Project Skara provides contributors and reviewers with additional pull request commands that enable additional functionality. A pull request command is a comment made to a pull request that starts with a slash ("/"), for example "/integrate", "/csr" or "/sponsor".
The pull request command that all contributors will use is the
/integrate command that integrates an approved pull request into a repository. This is a example where the Skara workflow differs slightly from the workflow offered by most external Git source code hosting providers - almost all external Git source code hosting providers require that a reviewer/maintainer integrates a pull request into a repository. Skara instead enables the contributor to integrate the pull request with the
/integrate command, but the contributor can only issue the
/integrate command once the pull request passes all pre-integration checks (e.g. jcheck).
/integrate command will by default squash all commits in the pull request into one, rebase the resulting commit on top of the target branch and automatically create an appropriate commit message. The squashing of all commits in the pull request enables contributors to update a pull request by simply pushing to the branch in the contributor's personal fork the pull request was created from. The rebasing of the resulting commit enables contributors to simply merge the target branch into the source branch for the pull request whenever changes from the target branch needs to be incorporated (instead of doing complicated rebases and force pushes). The automatic formatting of the commit message frees contributors from having to consider the details of the commit message format.
An hash can be supplied to
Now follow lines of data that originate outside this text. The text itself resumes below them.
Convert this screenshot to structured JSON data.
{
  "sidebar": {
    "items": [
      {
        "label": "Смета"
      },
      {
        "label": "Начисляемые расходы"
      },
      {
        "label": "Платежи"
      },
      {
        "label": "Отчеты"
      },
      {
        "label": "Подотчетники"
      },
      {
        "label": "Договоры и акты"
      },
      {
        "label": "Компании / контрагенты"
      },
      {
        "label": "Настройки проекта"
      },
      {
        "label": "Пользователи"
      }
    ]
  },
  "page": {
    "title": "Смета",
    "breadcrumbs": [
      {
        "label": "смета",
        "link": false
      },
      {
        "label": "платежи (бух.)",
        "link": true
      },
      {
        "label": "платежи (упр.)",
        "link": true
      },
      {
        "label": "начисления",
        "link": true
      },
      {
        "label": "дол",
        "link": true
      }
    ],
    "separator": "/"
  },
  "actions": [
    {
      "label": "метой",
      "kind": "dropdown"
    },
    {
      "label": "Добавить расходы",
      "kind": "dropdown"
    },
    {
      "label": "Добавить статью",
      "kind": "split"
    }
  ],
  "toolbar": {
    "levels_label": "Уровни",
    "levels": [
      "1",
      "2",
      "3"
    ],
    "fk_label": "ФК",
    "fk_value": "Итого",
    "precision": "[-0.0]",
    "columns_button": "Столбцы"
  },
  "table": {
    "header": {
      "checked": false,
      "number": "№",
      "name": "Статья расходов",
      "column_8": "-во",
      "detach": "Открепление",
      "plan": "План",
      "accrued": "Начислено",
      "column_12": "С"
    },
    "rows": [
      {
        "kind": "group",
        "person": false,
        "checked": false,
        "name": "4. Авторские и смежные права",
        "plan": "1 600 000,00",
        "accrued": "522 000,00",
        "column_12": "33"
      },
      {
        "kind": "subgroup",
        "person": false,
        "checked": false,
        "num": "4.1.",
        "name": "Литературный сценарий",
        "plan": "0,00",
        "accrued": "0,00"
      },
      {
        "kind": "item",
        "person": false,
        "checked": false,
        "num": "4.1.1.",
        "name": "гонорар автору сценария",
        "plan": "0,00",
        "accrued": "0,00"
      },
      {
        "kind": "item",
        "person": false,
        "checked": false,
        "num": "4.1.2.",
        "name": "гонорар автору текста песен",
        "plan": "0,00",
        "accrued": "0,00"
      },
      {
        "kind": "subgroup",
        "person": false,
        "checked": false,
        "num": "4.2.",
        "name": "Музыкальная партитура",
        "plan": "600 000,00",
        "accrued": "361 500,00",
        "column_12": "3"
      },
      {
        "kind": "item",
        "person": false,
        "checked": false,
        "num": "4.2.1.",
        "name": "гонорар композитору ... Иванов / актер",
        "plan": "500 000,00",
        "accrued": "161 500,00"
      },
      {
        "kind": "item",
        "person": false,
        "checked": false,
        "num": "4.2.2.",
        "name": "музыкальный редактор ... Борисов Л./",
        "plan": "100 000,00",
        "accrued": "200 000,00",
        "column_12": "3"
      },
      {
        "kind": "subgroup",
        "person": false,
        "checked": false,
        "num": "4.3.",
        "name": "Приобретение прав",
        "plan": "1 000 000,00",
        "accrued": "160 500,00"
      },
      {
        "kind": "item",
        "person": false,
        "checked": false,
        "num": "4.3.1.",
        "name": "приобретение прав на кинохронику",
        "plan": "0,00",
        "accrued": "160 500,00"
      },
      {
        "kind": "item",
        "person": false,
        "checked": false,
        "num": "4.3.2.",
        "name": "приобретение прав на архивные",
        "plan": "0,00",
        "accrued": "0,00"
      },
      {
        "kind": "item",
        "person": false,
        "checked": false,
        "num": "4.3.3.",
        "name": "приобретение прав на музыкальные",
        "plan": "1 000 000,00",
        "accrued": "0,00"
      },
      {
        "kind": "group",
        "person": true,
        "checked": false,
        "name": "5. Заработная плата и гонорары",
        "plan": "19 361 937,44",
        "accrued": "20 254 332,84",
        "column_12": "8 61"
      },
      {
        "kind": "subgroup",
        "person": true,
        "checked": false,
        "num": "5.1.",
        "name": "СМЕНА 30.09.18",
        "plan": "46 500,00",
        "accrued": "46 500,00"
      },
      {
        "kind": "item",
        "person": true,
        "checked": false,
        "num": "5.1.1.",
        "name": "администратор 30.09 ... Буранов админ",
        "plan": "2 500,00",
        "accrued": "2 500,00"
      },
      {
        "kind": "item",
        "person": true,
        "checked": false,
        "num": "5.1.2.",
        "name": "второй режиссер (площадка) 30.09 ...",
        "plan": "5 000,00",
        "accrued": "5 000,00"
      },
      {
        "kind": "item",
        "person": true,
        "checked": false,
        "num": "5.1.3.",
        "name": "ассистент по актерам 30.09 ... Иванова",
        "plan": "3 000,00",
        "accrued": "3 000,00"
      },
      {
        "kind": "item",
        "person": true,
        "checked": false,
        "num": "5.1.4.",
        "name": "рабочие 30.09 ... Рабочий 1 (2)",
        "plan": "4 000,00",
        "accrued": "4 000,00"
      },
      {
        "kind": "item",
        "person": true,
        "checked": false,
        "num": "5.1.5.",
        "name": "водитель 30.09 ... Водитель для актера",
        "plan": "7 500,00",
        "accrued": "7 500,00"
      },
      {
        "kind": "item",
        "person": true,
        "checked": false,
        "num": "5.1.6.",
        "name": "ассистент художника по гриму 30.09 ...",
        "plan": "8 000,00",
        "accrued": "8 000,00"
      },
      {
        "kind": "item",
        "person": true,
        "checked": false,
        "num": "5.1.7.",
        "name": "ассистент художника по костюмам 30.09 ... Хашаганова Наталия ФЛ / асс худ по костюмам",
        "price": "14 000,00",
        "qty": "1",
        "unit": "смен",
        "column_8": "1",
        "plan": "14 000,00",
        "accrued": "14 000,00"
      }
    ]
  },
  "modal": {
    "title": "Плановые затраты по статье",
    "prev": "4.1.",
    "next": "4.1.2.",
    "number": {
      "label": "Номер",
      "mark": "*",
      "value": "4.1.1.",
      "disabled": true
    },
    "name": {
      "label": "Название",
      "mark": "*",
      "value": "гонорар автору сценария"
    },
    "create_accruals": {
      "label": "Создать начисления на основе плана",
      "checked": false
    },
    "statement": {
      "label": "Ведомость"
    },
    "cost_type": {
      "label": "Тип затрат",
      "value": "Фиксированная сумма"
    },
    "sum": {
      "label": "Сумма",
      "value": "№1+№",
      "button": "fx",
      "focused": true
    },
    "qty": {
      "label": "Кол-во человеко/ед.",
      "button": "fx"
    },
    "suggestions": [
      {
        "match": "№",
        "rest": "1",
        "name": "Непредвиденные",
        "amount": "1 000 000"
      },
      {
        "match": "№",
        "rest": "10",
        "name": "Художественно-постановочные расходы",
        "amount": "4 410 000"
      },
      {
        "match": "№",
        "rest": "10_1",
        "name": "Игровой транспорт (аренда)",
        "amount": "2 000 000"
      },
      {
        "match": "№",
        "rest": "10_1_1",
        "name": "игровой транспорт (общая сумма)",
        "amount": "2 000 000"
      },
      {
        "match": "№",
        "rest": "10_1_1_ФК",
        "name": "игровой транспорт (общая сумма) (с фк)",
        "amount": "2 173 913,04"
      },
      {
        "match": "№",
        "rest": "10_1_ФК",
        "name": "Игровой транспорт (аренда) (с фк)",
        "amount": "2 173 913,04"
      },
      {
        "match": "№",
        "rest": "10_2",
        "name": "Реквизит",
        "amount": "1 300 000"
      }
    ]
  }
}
/integrate and in that case an atomic integration is performed. An atomic integration squashes and rebases on the commits on top of the given hash, and then tries to push the result. An atomic integration will fail if the supplied hash is not the head of the target branch at the moment of the push. This mean that you can be sure that if you supply a hash to
/integrate, then your pull request will only be squashed and rebased on top of the given commit, nothing else. This can be useful for large and complicated changes when you are unsure about potential conflicts with other commits.
Marks you as the sponsor of the pull request. A pull request made by a contributor who is not a Committer can not issue the
/integrate command until a Committer in the project has issued the
/issue [add|remove] <id>[,<id>,...]
Marks one or more issues as solved by this pull request. All issues solved by the pull request will be part of the resulting commit message. An issue that has wrongly been marked as solved by this pull request can be removed by the command /issue remove <id>. It is allowed to prefix the issue numeric id with the JBS project name, but it is not necessary.
/issue add JDK-4567890
/issue add 4567890
/issue add 1234567,4567890
/issue remove JDK-4567890
Add a summary section to the resulting commit message of the pull request. For details on the commit message syntax, see JEP 357.
/summary This is a one-line summary
This is a multi-line summary.
You can add as many lines as you like.
This is a multi-line, multi-paragraph summary.
You can have as many lines and as many paragraphs as you like.
This is the first line second paragraph,
and this is the second line in the second paragraph.
/contributor (add|remove) [@user | openjdk-user | Full Name <email@address>]
Marks another user as a contributor to this pull request. A contributor can be specified either by their GitHub username (e.g. @openjdk-bot), their OpenJDK username (e.g. duke) or via a full-name and email combination (e.g. J. Duke <email@example.com>). A contributor that has incorrectly been listed as a contributor can be unlisted by issuing the command
/contributor remove <id>. The contributors will be included in the final commit message for the pull request. For full details on the commit message syntax see JEP 357.
/contributor add @edvbld
/contributor add rwestberg
/contributor add J. Duke <firstname.lastname@example.org>
/contributor remove @edvbld
/contributor remove rwestberg
/contributor remove J. Duke <email@example.com>